Thursday, October 28, 2010
Basic Roast Chicken & Gravy
See part one - Brining a Chicken.
Your chicken has been brined and it is at room temperature. You are ready to roast! Start by watching this video, from CHOW, on how to truss your chicken. Trussing ensures the wings and legs are firmly attached to the body so that the bird cooks evenly and the small extremities don't dry out. Trussing also allows the bird to be turned easily during cooking. Prior to trussing, salt and pepper the inside of the cavity.
Once your bird is trussed, you are really ready to roast!
2-3 lb whole chicken, brined and trussed
2 tbsp butter at room temperature
1/4 cup butter, melted (or olive oil, or a mixture of the two)
salt and pepper
1 large carrot, cut into large chunks
1 onion, cut in quarters
1 celery stalk, cut into large chunks
1. Pre-heat oven to 425 degrees (F).
2. Smear 2-3 tablespoons of room temperature butter over the outside of the bird. If you prefer, you could also brush olive oil all over.
3. Generously salt and pepper the outside of the bird. If you'd like, you can also sprinkle with dried herbs of your choice. Place the chicken, breast side up, on a rack in a roasting pan. Arrange vegetables around the bird in the bottom of the pan. Here's a tip: I don't have a rack for my roasting pan so I propped my bird up ON TOP of the vegetables. As long as the bird doesn't sit on the bottom of the pan, anything goes!
4. Place pan in pre-heated oven and roast at the high heat for 15 minutes to get the top nice and brown. After 15 minutes, turn chicken and roast the other side for 15 minutes. Baste with melted butter. Turn back to breast side up, baste again and lower heat to 350 degrees (F).
5. Baste every 15-20 minutes. It may take up to 1 hour and 30 minutes to cook, but test for doneness after 50 minutes. The general rule of thumb is 30 minutes per pound. Stick a meat thermometer in the fattiest part of the thigh. The internal temperature should register 165-170 degrees (F). Any less and your chicken is undercooked. Any more and you risk a dried out bird. Remember that the chicken will continue cooking after you remove it from the oven. While cooking, if the legs, wings or breast start to get too browned, cover those bits with small pieces of tin foil to avoid burning.
6. Once proper internal temperature is reached, remove your bird from the oven and set on a plate or chopping board, covered with foil and leave to rest for 15-20 minutes. When ready to cut, check here for a tutorial on how to carve your chicken.
Serve with mashed potatoes, gravy and steamed veggies. A 2-3 pound chicken will adequately serve 2 or 3 people with a bit of left overs for soup, a stir fry or a casserole!

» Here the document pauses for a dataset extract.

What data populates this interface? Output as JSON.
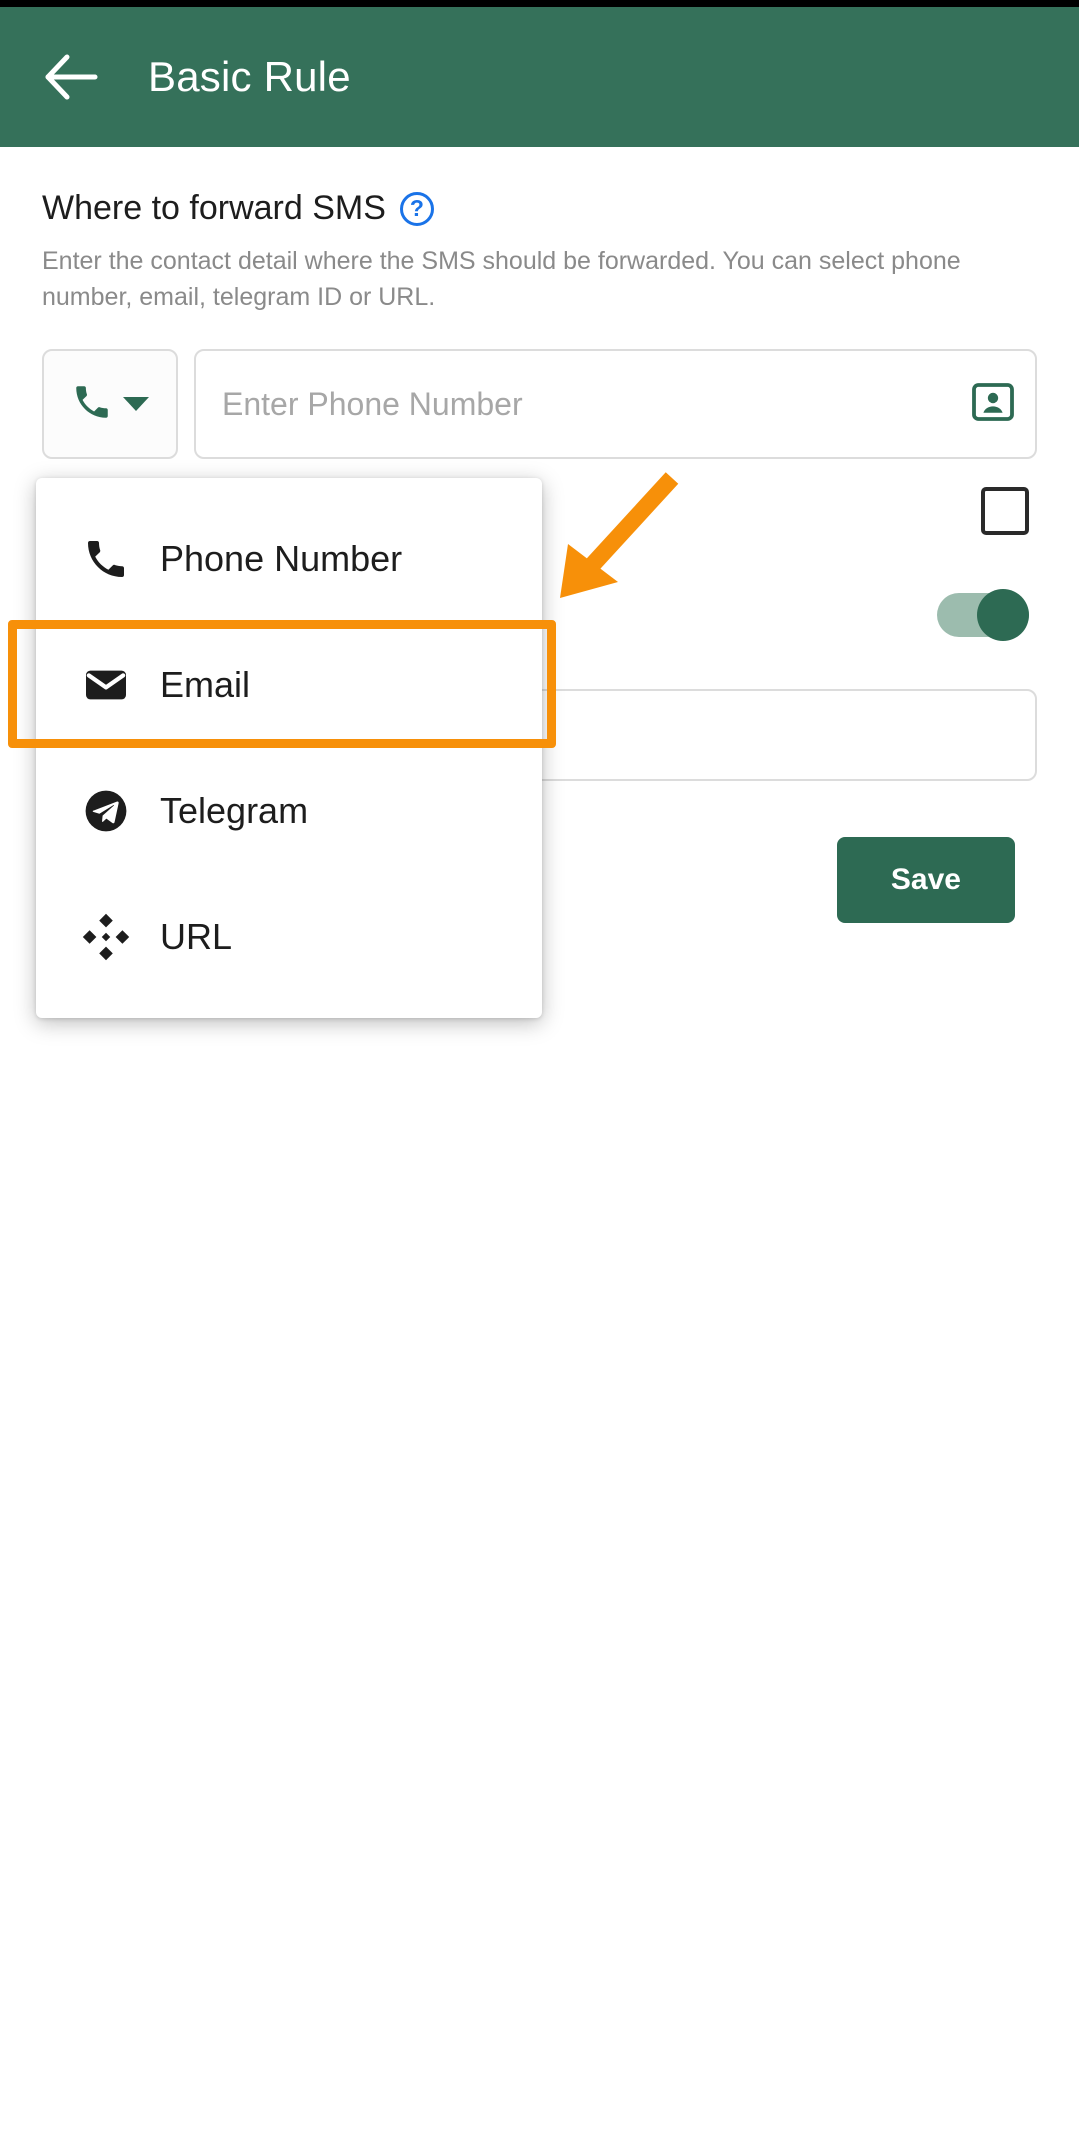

For gravy, try this White Wine Gravy from Martha Stewart. For a more simple gravy, try this one, like I used:
1 cup chicken stock
1 heaping teaspoon cornstarch mixed with a splash of warm water
salt & pepper
1. While chicken is resting, remove vegetables from roasting pan and discard. Scoop out and discard all but 1 tablespoon of fat from the pan. Place roasting pan on a burner over high heat (if pan is large, place across two burners).
2. Add chicken stock to hot pan and using a wooden spoon, scrape up the browned bits from the bottom (this is called de-glazing the pan). Bring to a boil.
3. Pour in cornstarch and bring to a boil, stirring continually. When sauce has thickened to your desired consistency, it's ready. Season with salt and pepper. Strain sauce through a fine mesh strainer into a gravy boat or glass bowl.
Next time... homemade chicken stock using the left over carcass and bones.